◆ REQUIRED WORK
Every line below that has the string "その数値の回数分だけ" adds one to the count. Give that count by itself.

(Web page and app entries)
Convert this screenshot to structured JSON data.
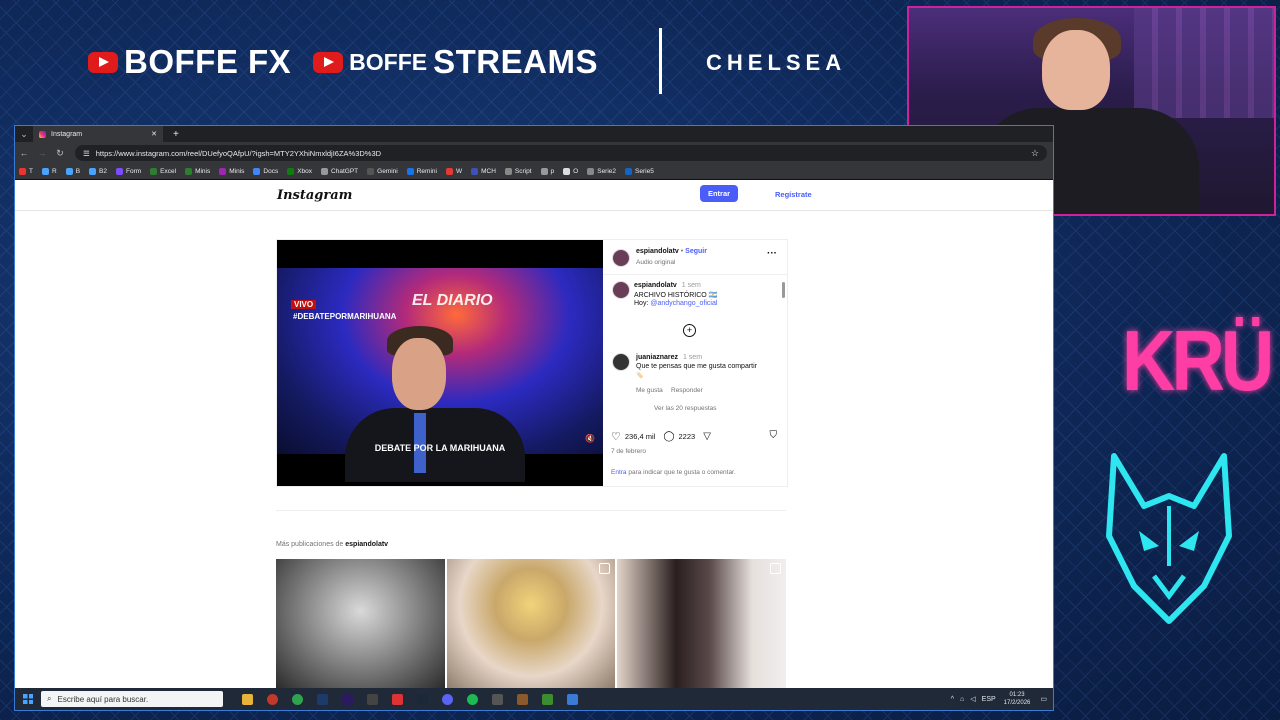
{
  "banner": {
    "brand1": "BOFFE FX",
    "brand2_small": "BOFFE",
    "brand2": "STREAMS",
    "partner": "CHELSEA"
  },
  "right_logo": "KRÜ",
  "browser": {
    "tab_title": "Instagram",
    "url": "https://www.instagram.com/reel/DUefyoQAfpU/?igsh=MTY2YXhiNmxldjI6ZA%3D%3D",
    "bookmarks": [
      "T",
      "R",
      "B",
      "B2",
      "Form",
      "Excel",
      "Minis",
      "Minis",
      "Docs",
      "Xbox",
      "ChatGPT",
      "Gemini",
      "Remini",
      "W",
      "MCH",
      "Script",
      "p",
      "O",
      "Serie2",
      "Serie5"
    ]
  },
  "instagram": {
    "logo": "Instagram",
    "login_label": "Entrar",
    "register_label": "Regístrate",
    "video": {
      "live_tag": "VIVO",
      "show_name": "EL DIARIO",
      "hashtag": "#DEBATEPORMARIHUANA",
      "caption": "DEBATE POR LA MARIHUANA"
    },
    "author": {
      "username": "espiandolatv",
      "separator": "•",
      "follow_label": "Seguir",
      "audio": "Audio original"
    },
    "description": {
      "username": "espiandolatv",
      "time": "1 sem",
      "line1": "ARCHIVO HISTÓRICO 🇦🇷",
      "line2_prefix": "Hoy:",
      "line2_mention": "@andychango_oficial"
    },
    "comment": {
      "username": "juaniaznarez",
      "time": "1 sem",
      "text": "Que te pensas que me gusta compartir",
      "emoji": "🏷️",
      "like_label": "Me gusta",
      "reply_label": "Responder",
      "view_replies": "Ver las 20 respuestas"
    },
    "likes": "236,4 mil",
    "comments": "2223",
    "date": "7 de febrero",
    "login_prompt_link": "Entra",
    "login_prompt_rest": " para indicar que te gusta o comentar.",
    "more_prefix": "Más publicaciones de ",
    "more_user": "espiandolatv"
  },
  "taskbar": {
    "search_placeholder": "Escribe aquí para buscar.",
    "lang": "ESP",
    "time": "01:23",
    "date": "17/2/2026"
  }
}
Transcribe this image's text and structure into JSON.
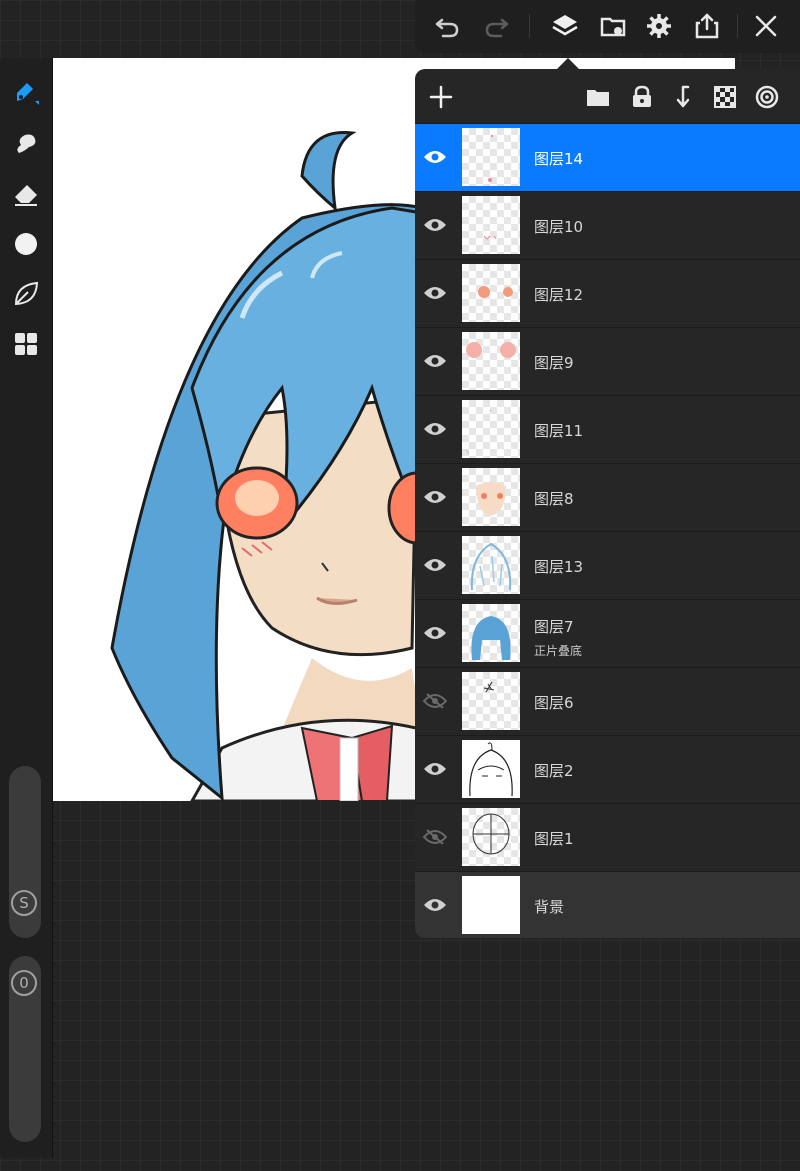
{
  "toolbar": {
    "tools": [
      {
        "name": "brush-tool",
        "icon": "brush-icon"
      },
      {
        "name": "smudge-tool",
        "icon": "smudge-icon"
      },
      {
        "name": "eraser-tool",
        "icon": "eraser-icon"
      },
      {
        "name": "color-tool",
        "icon": "color-dot-icon"
      },
      {
        "name": "selection-tool",
        "icon": "leaf-icon"
      },
      {
        "name": "gallery-tool",
        "icon": "grid-icon"
      }
    ],
    "size_slider_label": "S",
    "opacity_slider_label": "0",
    "accent": "#1a9cff"
  },
  "topbar": {
    "buttons": [
      "undo-icon",
      "redo-icon",
      "layers-icon",
      "import-icon",
      "settings-icon",
      "share-icon",
      "close-icon"
    ]
  },
  "layers_panel": {
    "header_buttons": [
      "add-icon",
      "folder-icon",
      "lock-icon",
      "merge-down-icon",
      "transparency-icon",
      "target-icon"
    ],
    "layers": [
      {
        "name": "图层14",
        "visible": true,
        "selected": true
      },
      {
        "name": "图层10",
        "visible": true
      },
      {
        "name": "图层12",
        "visible": true
      },
      {
        "name": "图层9",
        "visible": true
      },
      {
        "name": "图层11",
        "visible": true
      },
      {
        "name": "图层8",
        "visible": true
      },
      {
        "name": "图层13",
        "visible": true
      },
      {
        "name": "图层7",
        "mode": "正片叠底",
        "visible": true
      },
      {
        "name": "图层6",
        "visible": false
      },
      {
        "name": "图层2",
        "visible": true
      },
      {
        "name": "图层1",
        "visible": false
      },
      {
        "name": "背景",
        "visible": true,
        "background": true
      }
    ],
    "selected_color": "#0a7aff"
  }
}
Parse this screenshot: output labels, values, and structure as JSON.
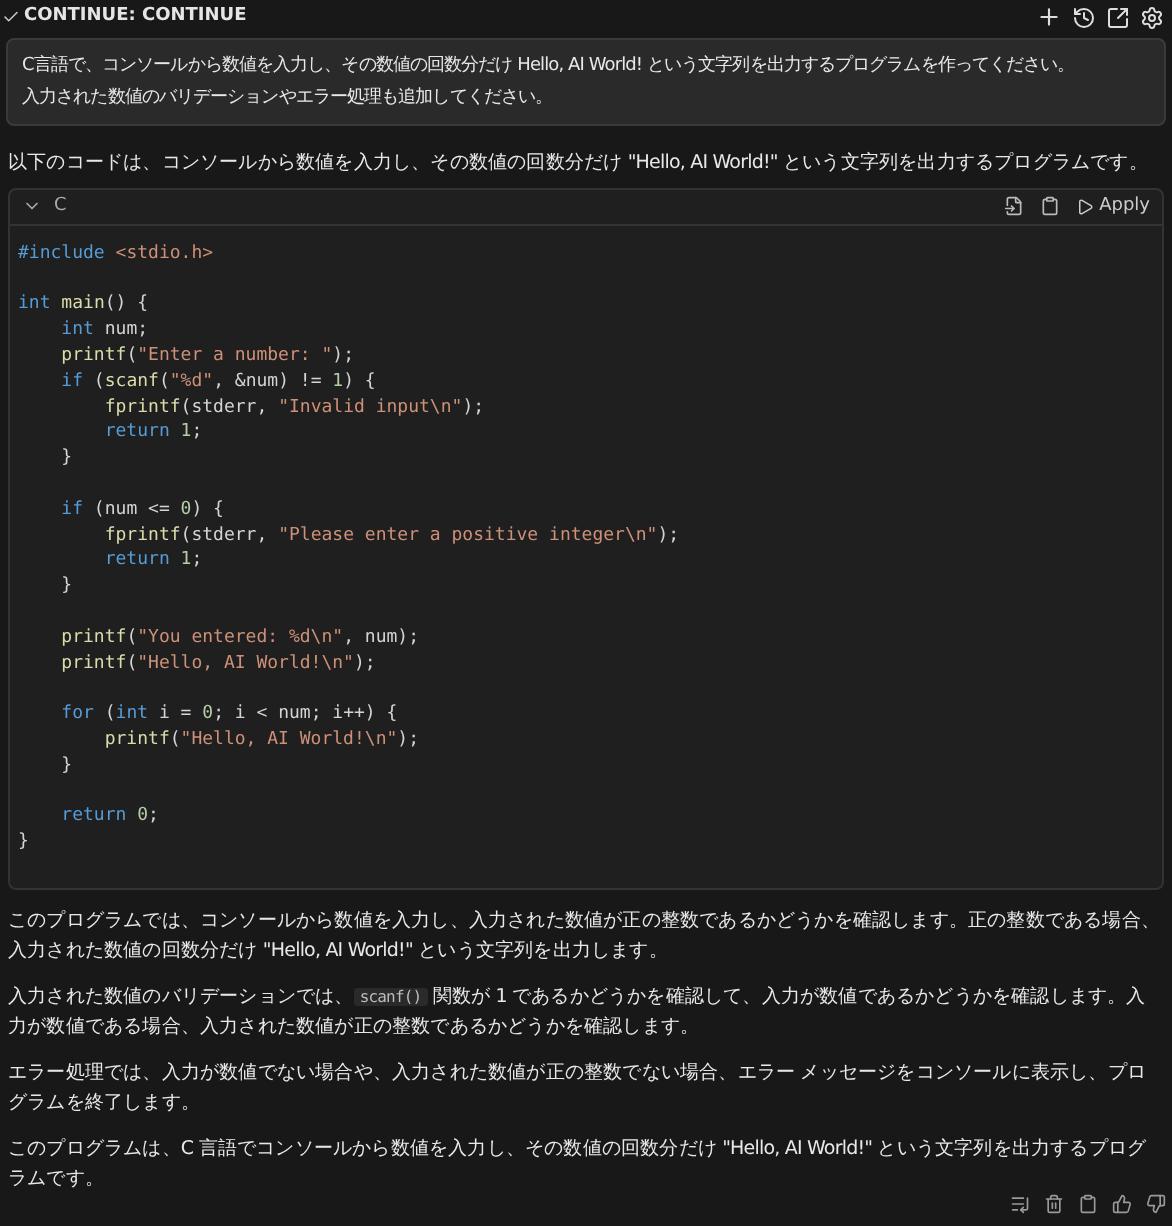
{
  "header": {
    "title": "CONTINUE: CONTINUE"
  },
  "user_message": {
    "lines": [
      "C言語で、コンソールから数値を入力し、その数値の回数分だけ Hello, AI World! という文字列を出力するプログラムを作ってください。",
      "入力された数値のバリデーションやエラー処理も追加してください。"
    ]
  },
  "intro": "以下のコードは、コンソールから数値を入力し、その数値の回数分だけ \"Hello, AI World!\" という文字列を出力するプログラムです。",
  "code_block": {
    "language": "C",
    "apply_label": "Apply",
    "sections": [
      {
        "lines": [
          [
            {
              "kind": "kw",
              "t": "#include"
            },
            {
              "kind": "str",
              "t": " <stdio.h>"
            }
          ]
        ]
      },
      {
        "lines": [
          [
            {
              "kind": "kw",
              "t": "int"
            },
            {
              "kind": "fn",
              "t": " main"
            },
            {
              "kind": "plain",
              "t": "() {"
            }
          ],
          [
            {
              "kind": "kw",
              "t": "    int"
            },
            {
              "kind": "plain",
              "t": " num;"
            }
          ],
          [
            {
              "kind": "fn",
              "t": "    printf"
            },
            {
              "kind": "plain",
              "t": "("
            },
            {
              "kind": "str",
              "t": "\"Enter a number: \""
            },
            {
              "kind": "plain",
              "t": ");"
            }
          ],
          [
            {
              "kind": "kw",
              "t": "    if"
            },
            {
              "kind": "plain",
              "t": " ("
            },
            {
              "kind": "fn",
              "t": "scanf"
            },
            {
              "kind": "plain",
              "t": "("
            },
            {
              "kind": "str",
              "t": "\"%d\""
            },
            {
              "kind": "plain",
              "t": ", &num) != "
            },
            {
              "kind": "num",
              "t": "1"
            },
            {
              "kind": "plain",
              "t": ") {"
            }
          ],
          [
            {
              "kind": "fn",
              "t": "        fprintf"
            },
            {
              "kind": "plain",
              "t": "(stderr, "
            },
            {
              "kind": "str",
              "t": "\"Invalid input\\n\""
            },
            {
              "kind": "plain",
              "t": ");"
            }
          ],
          [
            {
              "kind": "kw",
              "t": "        return"
            },
            {
              "kind": "num",
              "t": " 1"
            },
            {
              "kind": "plain",
              "t": ";"
            }
          ],
          [
            {
              "kind": "plain",
              "t": "    }"
            }
          ]
        ]
      },
      {
        "lines": [
          [
            {
              "kind": "kw",
              "t": "    if"
            },
            {
              "kind": "plain",
              "t": " (num <= "
            },
            {
              "kind": "num",
              "t": "0"
            },
            {
              "kind": "plain",
              "t": ") {"
            }
          ],
          [
            {
              "kind": "fn",
              "t": "        fprintf"
            },
            {
              "kind": "plain",
              "t": "(stderr, "
            },
            {
              "kind": "str",
              "t": "\"Please enter a positive integer\\n\""
            },
            {
              "kind": "plain",
              "t": ");"
            }
          ],
          [
            {
              "kind": "kw",
              "t": "        return"
            },
            {
              "kind": "num",
              "t": " 1"
            },
            {
              "kind": "plain",
              "t": ";"
            }
          ],
          [
            {
              "kind": "plain",
              "t": "    }"
            }
          ]
        ]
      },
      {
        "lines": [
          [
            {
              "kind": "fn",
              "t": "    printf"
            },
            {
              "kind": "plain",
              "t": "("
            },
            {
              "kind": "str",
              "t": "\"You entered: %d\\n\""
            },
            {
              "kind": "plain",
              "t": ", num);"
            }
          ],
          [
            {
              "kind": "fn",
              "t": "    printf"
            },
            {
              "kind": "plain",
              "t": "("
            },
            {
              "kind": "str",
              "t": "\"Hello, AI World!\\n\""
            },
            {
              "kind": "plain",
              "t": ");"
            }
          ]
        ]
      },
      {
        "lines": [
          [
            {
              "kind": "kw",
              "t": "    for"
            },
            {
              "kind": "plain",
              "t": " ("
            },
            {
              "kind": "kw",
              "t": "int"
            },
            {
              "kind": "plain",
              "t": " i = "
            },
            {
              "kind": "num",
              "t": "0"
            },
            {
              "kind": "plain",
              "t": "; i < num; i++) {"
            }
          ],
          [
            {
              "kind": "fn",
              "t": "        printf"
            },
            {
              "kind": "plain",
              "t": "("
            },
            {
              "kind": "str",
              "t": "\"Hello, AI World!\\n\""
            },
            {
              "kind": "plain",
              "t": ");"
            }
          ],
          [
            {
              "kind": "plain",
              "t": "    }"
            }
          ]
        ]
      },
      {
        "lines": [
          [
            {
              "kind": "kw",
              "t": "    return"
            },
            {
              "kind": "num",
              "t": " 0"
            },
            {
              "kind": "plain",
              "t": ";"
            }
          ],
          [
            {
              "kind": "plain",
              "t": "}"
            }
          ]
        ]
      }
    ]
  },
  "paragraphs": [
    [
      {
        "kind": "text",
        "t": "このプログラムでは、コンソールから数値を入力し、入力された数値が正の整数であるかどうかを確認します。正の整数である場合、入力された数値の回数分だけ \"Hello, AI World!\" という文字列を出力します。"
      }
    ],
    [
      {
        "kind": "text",
        "t": "入力された数値のバリデーションでは、"
      },
      {
        "kind": "code",
        "t": "scanf()"
      },
      {
        "kind": "text",
        "t": " 関数が 1 であるかどうかを確認して、入力が数値であるかどうかを確認します。入力が数値である場合、入力された数値が正の整数であるかどうかを確認します。"
      }
    ],
    [
      {
        "kind": "text",
        "t": "エラー処理では、入力が数値でない場合や、入力された数値が正の整数でない場合、エラー メッセージをコンソールに表示し、プログラムを終了します。"
      }
    ],
    [
      {
        "kind": "text",
        "t": "このプログラムは、C 言語でコンソールから数値を入力し、その数値の回数分だけ \"Hello, AI World!\" という文字列を出力するプログラムです。"
      }
    ]
  ]
}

◆ REPLY
3